To switch your camera to aperture priority, turn the dial on top of your camera to ‘A’. This is actually the shooting mode I use 90% of the time when shooting urban landscapes. I usually choose an aperture of around f16 to ensure maximum depth of field and then let the camera choose the correct shutter speed.
What does changing the aperture do?
Changing the f-number changes the size of the aperture, changing the amount of light that passes through the lens. The higher the f-number, the smaller the aperture and the less light that passes through the lens; the lower the f-number, the larger the aperture and the more light that passes through the lens.
How do I get sharpest photos?
10 Ways to Take Sharper Images: Tips for BeginnersHold your camera well. … Use a tripod. … Select a fast shutter speed. … Choose a narrower aperture. … Keep your ISO as low as possible. … If you have image stabilization, use it. … Nail focus as often as possible. … Make sure your lenses are sharp.More items…
Is it better to have higher or lower aperture?
A higher aperture (e.g., f/16) means less light is entering the camera. This setting is better for when you want everything in your shot to be in focus — like when you’re shooting a group shot or a landscape. A lower aperture means more light is entering the camera, which is better for low-light scenarios.
What does F 2.8 mean in photography?
Here’s the aperture scale. Each step down lets in half as much light: f/1.4 (very large opening of your aperture blades, lets in a lot of light) f/2.0 (lets in half as much light as f/1.4) f/2.8 (lets in half as much light as f/2.0)
Which F stop is sharpest?
The sharpest aperture on any lens is generally about two or three stops from wide open. This rule of thumb has guided photographers to shoot somewhere in the neighborhood of ƒ/8 or ƒ/11 for generations, and this technique still works well. It’s bound to get you close to the sharpest aperture.
Is 2.8 fast enough for low light?
If you have a fair bit of ambient light, a slow(ish) subject, IS and a camera with good high ISO image quality, then an f 2.8 lens will be adequate for almost all photos without flash. …
Does aperture affect sharpness?
A higher f-number (technically a smaller aperture) contributes to sharpness in two ways. Firstly the depth of field is increased, thus objects which would appear blurry are now rendered sharp. Secondly a smaller aperture reduces aberrations which cause the image to appear soft even at the plane of focus.

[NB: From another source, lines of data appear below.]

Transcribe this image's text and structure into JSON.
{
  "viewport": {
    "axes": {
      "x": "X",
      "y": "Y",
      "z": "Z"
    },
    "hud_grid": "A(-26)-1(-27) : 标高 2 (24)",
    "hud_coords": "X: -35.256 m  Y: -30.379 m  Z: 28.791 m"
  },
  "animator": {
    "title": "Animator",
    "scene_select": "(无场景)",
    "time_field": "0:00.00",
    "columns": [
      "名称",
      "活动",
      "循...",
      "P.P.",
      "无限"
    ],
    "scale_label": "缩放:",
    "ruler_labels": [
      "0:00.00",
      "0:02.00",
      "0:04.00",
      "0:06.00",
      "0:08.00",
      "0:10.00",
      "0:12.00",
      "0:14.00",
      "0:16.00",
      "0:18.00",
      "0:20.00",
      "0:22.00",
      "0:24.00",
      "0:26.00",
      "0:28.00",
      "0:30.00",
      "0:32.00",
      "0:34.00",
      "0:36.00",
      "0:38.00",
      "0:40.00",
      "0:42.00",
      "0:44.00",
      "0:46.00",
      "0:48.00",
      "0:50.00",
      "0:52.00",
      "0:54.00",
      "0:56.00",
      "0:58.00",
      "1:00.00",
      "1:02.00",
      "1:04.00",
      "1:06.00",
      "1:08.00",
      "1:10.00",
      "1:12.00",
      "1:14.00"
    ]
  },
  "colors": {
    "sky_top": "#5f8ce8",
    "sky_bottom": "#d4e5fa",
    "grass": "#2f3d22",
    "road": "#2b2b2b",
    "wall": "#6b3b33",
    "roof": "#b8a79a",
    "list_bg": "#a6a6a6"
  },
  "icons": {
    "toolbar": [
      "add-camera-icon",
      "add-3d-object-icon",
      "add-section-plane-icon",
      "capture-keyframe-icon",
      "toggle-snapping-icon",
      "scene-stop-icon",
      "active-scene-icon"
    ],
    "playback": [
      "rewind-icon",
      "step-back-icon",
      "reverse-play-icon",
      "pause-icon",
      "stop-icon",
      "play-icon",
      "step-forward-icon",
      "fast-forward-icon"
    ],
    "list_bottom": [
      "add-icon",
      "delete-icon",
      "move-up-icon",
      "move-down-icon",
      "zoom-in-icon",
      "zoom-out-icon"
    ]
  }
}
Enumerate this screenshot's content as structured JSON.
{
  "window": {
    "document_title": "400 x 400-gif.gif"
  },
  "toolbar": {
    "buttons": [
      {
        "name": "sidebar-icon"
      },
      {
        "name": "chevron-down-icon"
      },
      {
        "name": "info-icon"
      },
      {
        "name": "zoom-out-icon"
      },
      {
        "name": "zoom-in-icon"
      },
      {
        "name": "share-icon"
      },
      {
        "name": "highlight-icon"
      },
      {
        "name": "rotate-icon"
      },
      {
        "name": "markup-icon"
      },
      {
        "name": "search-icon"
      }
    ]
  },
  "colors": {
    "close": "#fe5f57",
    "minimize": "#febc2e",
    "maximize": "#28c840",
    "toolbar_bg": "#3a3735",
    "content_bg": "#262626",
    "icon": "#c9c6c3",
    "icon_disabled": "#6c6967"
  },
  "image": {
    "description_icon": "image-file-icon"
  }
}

What are full f stops?
Apertures are often referred to as stops. … The full stop aperture settings that you are most like to encounter are: f/1.4, f/2, f/2.8, f/4, f/5.6, f/8, f/11, f/16, f/22 and f/32. Other settings such as f/3.5 and f/6.3 are fractions between these whole stops.
What is a good aperture range?
An f/4.0 maximum aperture is generally good in medium lighting levels. An f/5.6 maximum aperture requires good lighting or image stabilization unless outdoors before sunset. If you are shooting landscapes from a tripod, you are likely happy with f/8.0 or f/11.0. That your lens opens wider may be of little importance.
What F stop is best for portraits?
around f/2.8-f/5.6When shooting portraits, it’s best to set a wide aperture (around f/2.8-f/5.6) to capture a shallow depth of field, so the background behind your subject is nicely blurred, making them stand out better.
What does F stand for in photography?
focalAn f-stop is a camera setting that specifies the aperture of the lens on a particular photograph. It is represented using f-numbers. The letter “f” stands for focal length of the lens.
What does the F mean on a lens?
A lens’ speed is usually referred to by the size of the maximum aperture of the lens. This diameter is expressed as an f-number, such as f/2.8 or f/5.6. Note the smaller the f-number the larger the size of the opening and the more light is let through when the shutter is open.
How do I find my camera’s sweet spot?
For a lens that has a maximum aperture of f/3.5, the sweet spot of your lens resides somewhere between f/8 and f/11. Similarly, if your lens has a maximum aperture of f/1.4, the sweet spot of your lens is located somewhere between f/2.8 and f/4. And this simple rule of thumb works with most every lens you’ll ever own.